Magnonic spectrum of a metallic altermagnet: CrSb

In the same way that a photon can be seen as the quasiparticle that carries the energy of an electromagnetic wave, magnons are quasiparticles that propagate the energy of a spin wave. Spin waves are low-energy excitations that arise from the correlated motion of electron-hole pairs with opposite spins. Theoretically, they can be studied within many-body perturbation theory and the spin-wave spectrum, or “magnonic spectrum” (energy vs. momentum), can be calculated from first-principles.
Recently, a new class of magnetic order has been discovered that is distinct from ferromagnetism and antiferromagnetism. This new phase has been termed “altermagnetism”. Altermagnets show compensated magnetic order, like antiferromagnets, but also a novel spin-polarization alternating in momentum space. Altermagnets thus exhibit properties characteristic of ferromagnets and antiferromagnets, but also new unique properties. These properties make these materials very attractive in fields like spintronics, multiferroics, magnonics, topological matter, or superconductivity. 

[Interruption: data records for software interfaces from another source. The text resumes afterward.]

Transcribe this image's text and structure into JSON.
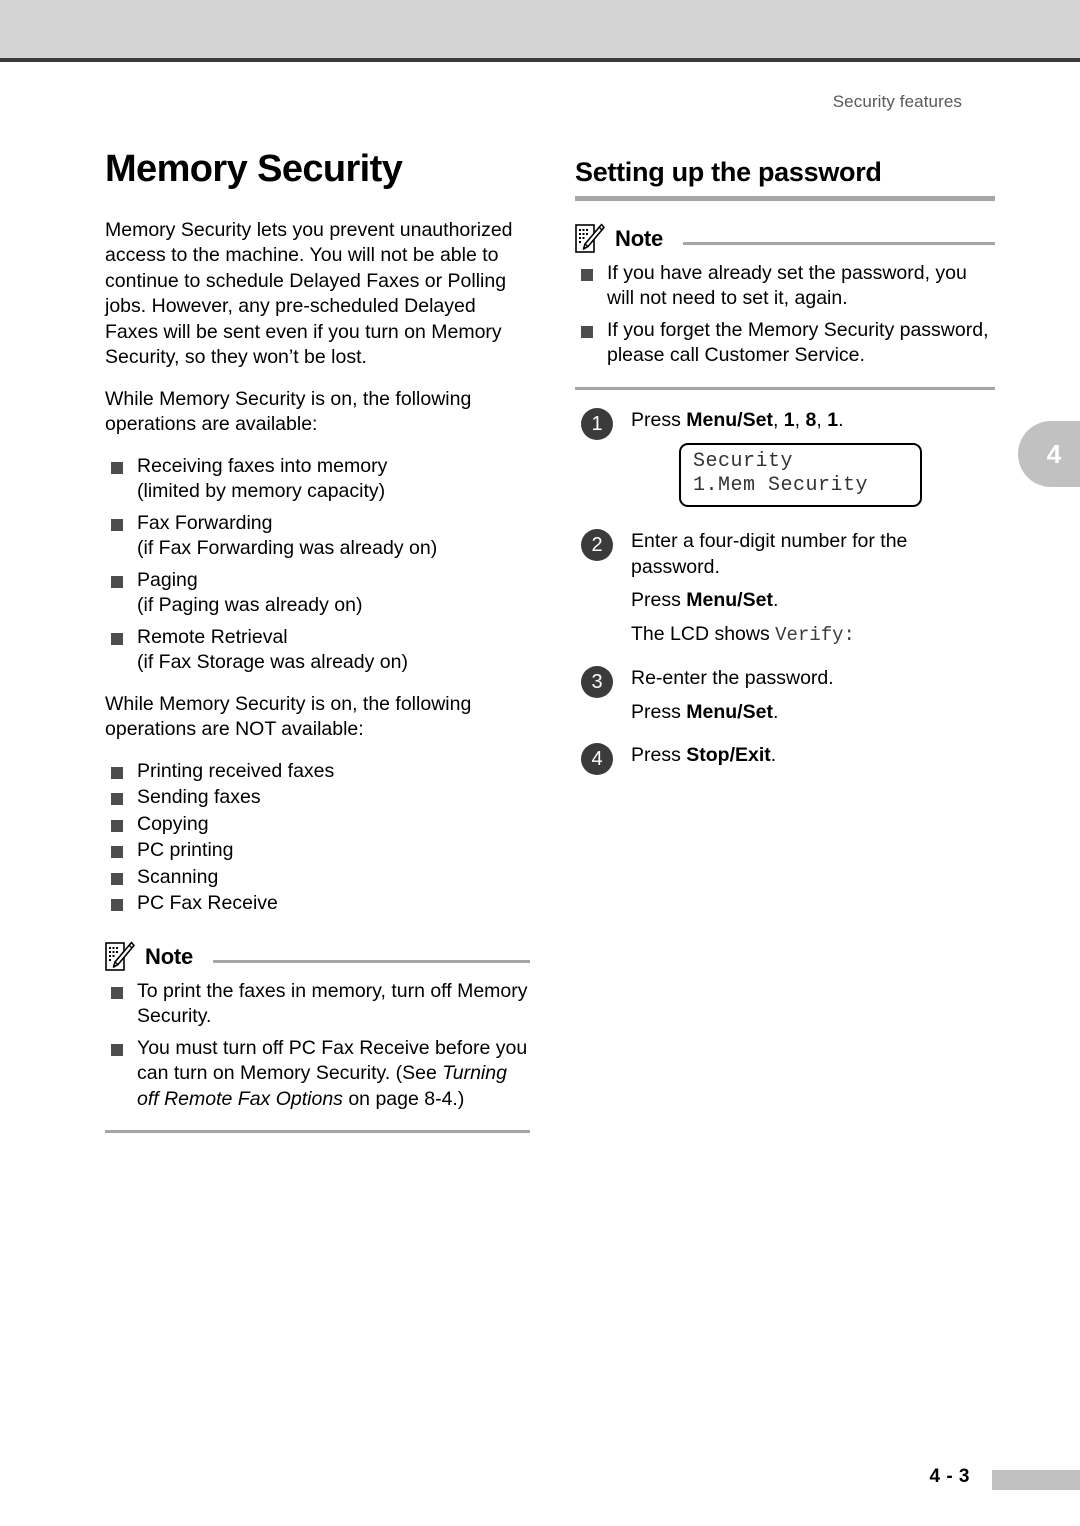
{
  "header": {
    "running_title": "Security features"
  },
  "chapter_tab": {
    "number": "4"
  },
  "footer": {
    "page_number": "4 - 3"
  },
  "left_column": {
    "title": "Memory Security",
    "intro_paragraphs": [
      "Memory Security lets you prevent unauthorized access to the machine. You will not be able to continue to schedule Delayed Faxes or Polling jobs. However, any pre-scheduled Delayed Faxes will be sent even if you turn on Memory Security, so they won’t be lost.",
      "While Memory Security is on, the following operations are available:"
    ],
    "available_items": [
      {
        "main": "Receiving faxes into memory",
        "sub": "(limited by memory capacity)"
      },
      {
        "main": "Fax Forwarding",
        "sub": "(if Fax Forwarding was already on)"
      },
      {
        "main": "Paging",
        "sub": "(if Paging was already on)"
      },
      {
        "main": "Remote Retrieval",
        "sub": "(if Fax Storage was already on)"
      }
    ],
    "not_available_lead": "While Memory Security is on, the following operations are NOT available:",
    "not_available_items": [
      "Printing received faxes",
      "Sending faxes",
      "Copying",
      "PC printing",
      "Scanning",
      "PC Fax Receive"
    ],
    "note": {
      "label": "Note",
      "items": [
        {
          "text": "To print the faxes in memory, turn off Memory Security."
        },
        {
          "text_before": "You must turn off PC Fax Receive before you can turn on Memory Security. (See ",
          "italic": "Turning off Remote Fax Options",
          "text_after": " on page 8-4.)"
        }
      ]
    }
  },
  "right_column": {
    "title": "Setting up the password",
    "note": {
      "label": "Note",
      "items": [
        "If you have already set the password, you will not need to set it, again.",
        "If you forget the Memory Security password, please call Customer Service."
      ]
    },
    "steps": [
      {
        "number": "1",
        "lines": [
          {
            "before": "Press ",
            "bold": "Menu/Set",
            "after": ", ",
            "bold2": "1",
            "after2": ", ",
            "bold3": "8",
            "after3": ", ",
            "bold4": "1",
            "after4": "."
          }
        ],
        "lcd": {
          "line1": "Security",
          "line2": "1.Mem Security"
        }
      },
      {
        "number": "2",
        "plain_first": "Enter a four-digit number for the password.",
        "press_before": "Press ",
        "press_bold": "Menu/Set",
        "press_after": ".",
        "lcd_note_before": "The LCD shows ",
        "lcd_note_mono": "Verify:"
      },
      {
        "number": "3",
        "plain_first": "Re-enter the password.",
        "press_before": "Press ",
        "press_bold": "Menu/Set",
        "press_after": "."
      },
      {
        "number": "4",
        "press_before": "Press ",
        "press_bold": "Stop/Exit",
        "press_after": "."
      }
    ]
  }
}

It is known that the magnonic spectrum of ferromagnets and antiferromagnets look different. But what does the magnonic spectrum of an altermagnet look like? In this project, you can answer this and other questions related to magnons in altermagnets by performing calculations of the magnonic spectrum of the altermagnet CrSb, using a Bethe-Salpeter equation for the magnetic response, as implemented in the code SPEX ( 

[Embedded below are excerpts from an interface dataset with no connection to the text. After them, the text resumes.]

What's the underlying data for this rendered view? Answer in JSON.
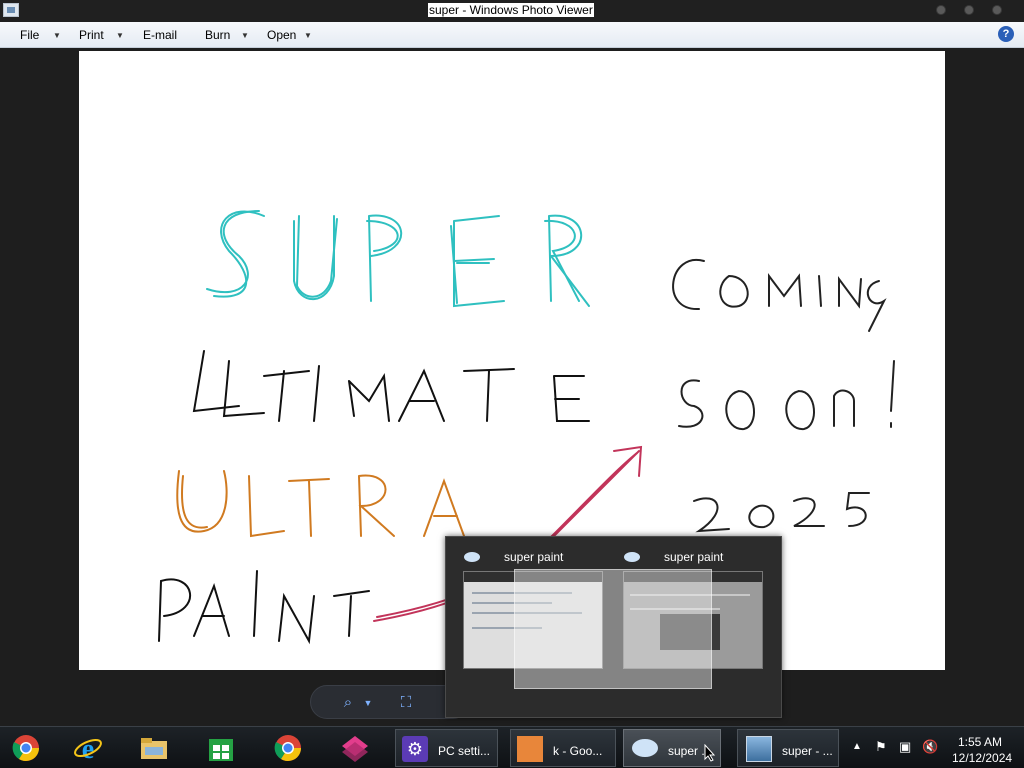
{
  "window": {
    "title": "super - Windows Photo Viewer"
  },
  "menu": {
    "items": [
      "File",
      "Print",
      "E-mail",
      "Burn",
      "Open"
    ],
    "help": "?"
  },
  "photo": {
    "words": [
      "SUPER",
      "ULTIMATE",
      "ULTRA",
      "PAINT",
      "Coming",
      "soon!",
      "2025"
    ],
    "colors": {
      "super": "#2fc0c0",
      "ultimate": "#111111",
      "ultra": "#d07a20",
      "paint": "#111111",
      "arrow": "#c2345a",
      "coming": "#222222"
    }
  },
  "preview": {
    "items": [
      {
        "title": "super paint"
      },
      {
        "title": "super paint"
      }
    ]
  },
  "taskbar": {
    "pinned": [
      "chrome-icon",
      "internet-explorer-icon",
      "file-explorer-icon",
      "store-icon",
      "google-chrome-icon",
      "super-paint-icon"
    ],
    "buttons": [
      {
        "label": "PC setti..."
      },
      {
        "label": "k - Goo..."
      },
      {
        "label": "super ..."
      },
      {
        "label": "super - ..."
      }
    ],
    "tray": {
      "time": "1:55 AM",
      "date": "12/12/2024"
    }
  }
}
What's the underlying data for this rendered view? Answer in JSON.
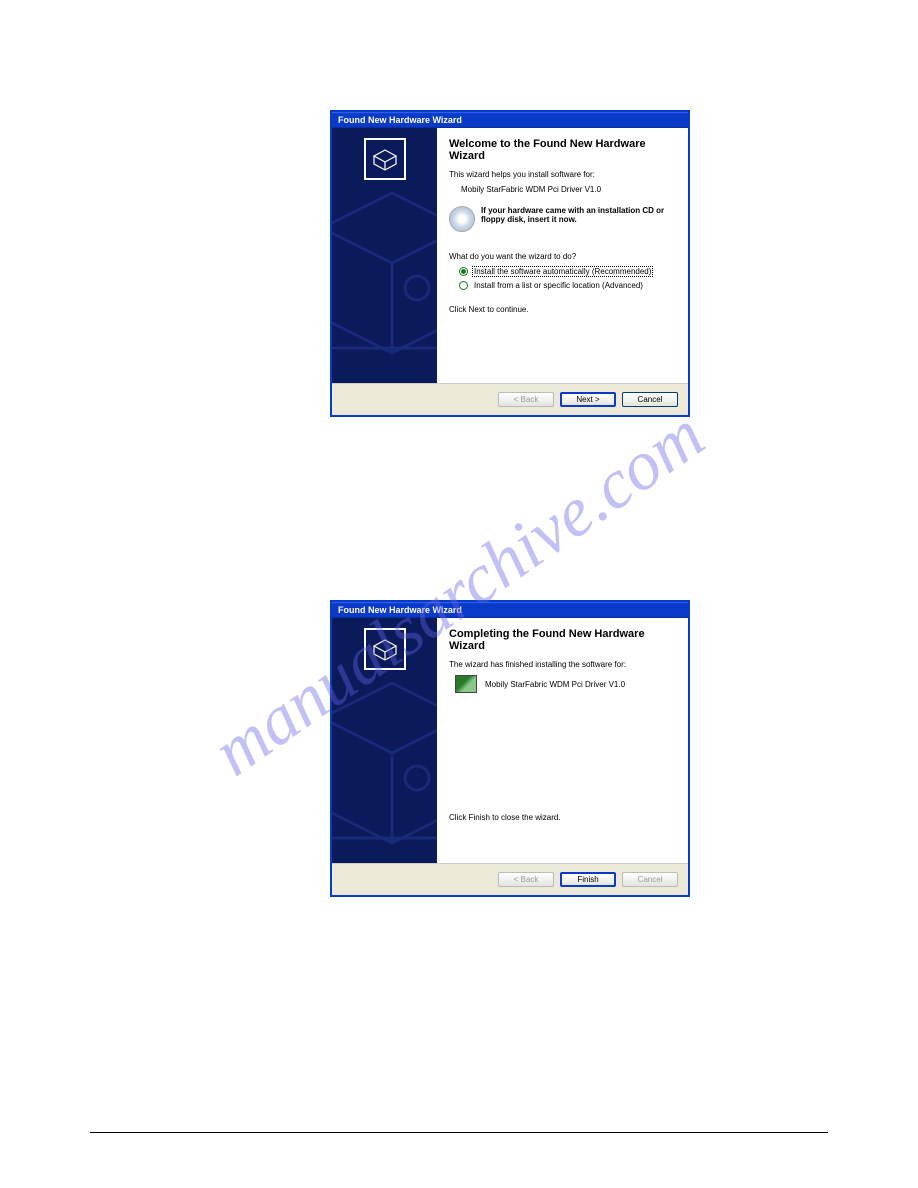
{
  "watermark": "manualsarchive.com",
  "dialog1": {
    "title": "Found New Hardware Wizard",
    "heading": "Welcome to the Found New Hardware Wizard",
    "desc": "This wizard helps you install software for:",
    "driver": "Mobily StarFabric WDM Pci Driver V1.0",
    "cd_text": "If your hardware came with an installation CD or floppy disk, insert it now.",
    "question": "What do you want the wizard to do?",
    "radio1": "Install the software automatically (Recommended)",
    "radio2": "Install from a list or specific location (Advanced)",
    "continue": "Click Next to continue.",
    "back": "< Back",
    "next": "Next >",
    "cancel": "Cancel"
  },
  "dialog2": {
    "title": "Found New Hardware Wizard",
    "heading": "Completing the Found New Hardware Wizard",
    "desc": "The wizard has finished installing the software for:",
    "driver": "Mobily StarFabric WDM Pci Driver V1.0",
    "continue": "Click Finish to close the wizard.",
    "back": "< Back",
    "finish": "Finish",
    "cancel": "Cancel"
  }
}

The group Ab Initio Quantum Materials (AIQM) is part of the Condensed Matter Theory group at the Institute of Physics (IoP) of the UvA. The research will be embedded in a stimulating international environment, and it will involve various local and international collaborations including experimental groups at the IoP and the developers of the codes from Forschungszentrum Juelich, Germany. This project is for you if you are interested in numerical simulations, condensed matter theory, functional materials, and you have a solid background on electromagnetism and quantum mechanics.